All news articles

All our news articles

Delivering news

What's being said

Delivery of policy

7. Trans-Pacific Partnership—Ratification

7. BARRY COATES (Green) to the Minister of Trade: Why is he advancing the Trans-Pacific Partnership Agreement, when it is widely reported that the agreement will not get through the US Congress this year and countries like Canada, Australia, and Vietnam have delayed their ratification processes?


Hon CHRISTOPHER FINLAYSON (Acting Minister of Trade): Because ratification is actually in New Zealand's best interests. I note the question talked about things being "widely reported". It is not the case that other countries are not committed to ratifying the Trans-Pacific Partnership (TPP). Most countries have the process of ratifying the TPP under way.

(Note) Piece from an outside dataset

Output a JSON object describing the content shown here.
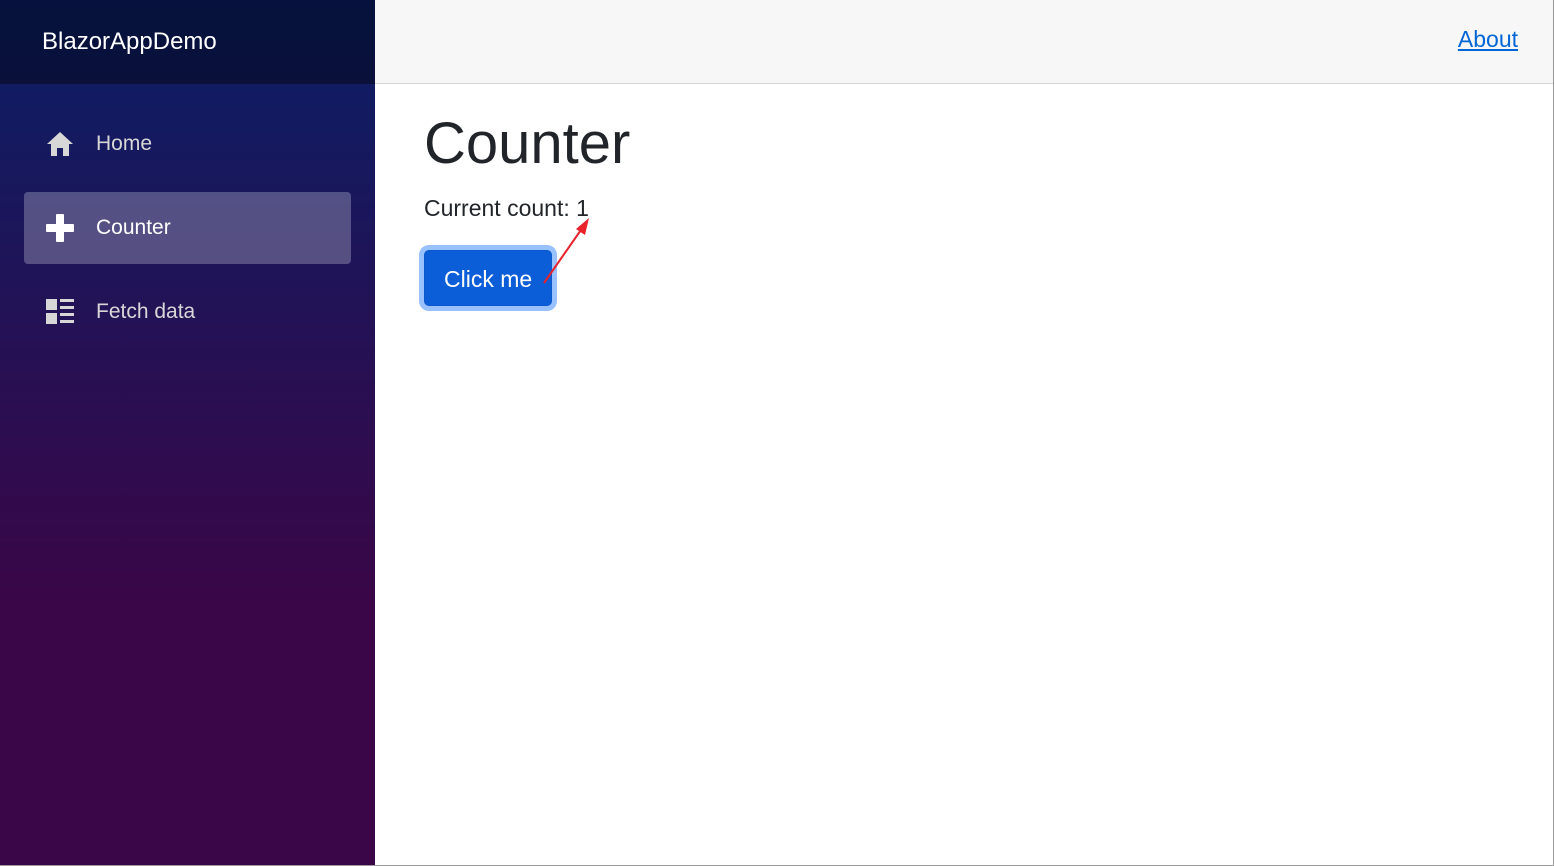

Barry Coates: Does the Minister agree with Nobel Memorial Prize in Economics Sciences winner Joseph Stiglitz, who called the TPP agreement the "worst trade deal ever"; the founder of Research in Motion, Jim Balsillie, who said it will inhibit innovation; and Professor Dani Rodrik from Harvard, who says the TPP agreement risks a protectionist backlash?

Hon CHRISTOPHER FINLAYSON: No. I much prefer the sentiments expressed by people like Gordon Coates, who said New Zealand never got rich by trading with itself.

Barry Coates: Given that most New Zealanders oppose the TPP agreement, will the Government now change direction and develop a 21st century trade agreement that supports market access and trade for New Zealand businesses without restricting our right to regulate in the public interest and without opening us up to be sued by foreign corporations?

Hon CHRISTOPHER FINLAYSON: It will come as no surprise to the honourable member that I dispute the phrase that began with "given that New Zealanders oppose the agreement …". He is simply wrong.

Barry Coates: Given that most New Zealanders also opposed the way his Government negotiated the TPP agreement in secret, will he follow the leader of the European Union and release New Zealand's proposals to the controversial Trade in Services Agreement currently being negotiated today; if not, why not?

Hon CHRISTOPHER FINLAYSON: I dispute the underlying supposition of that question.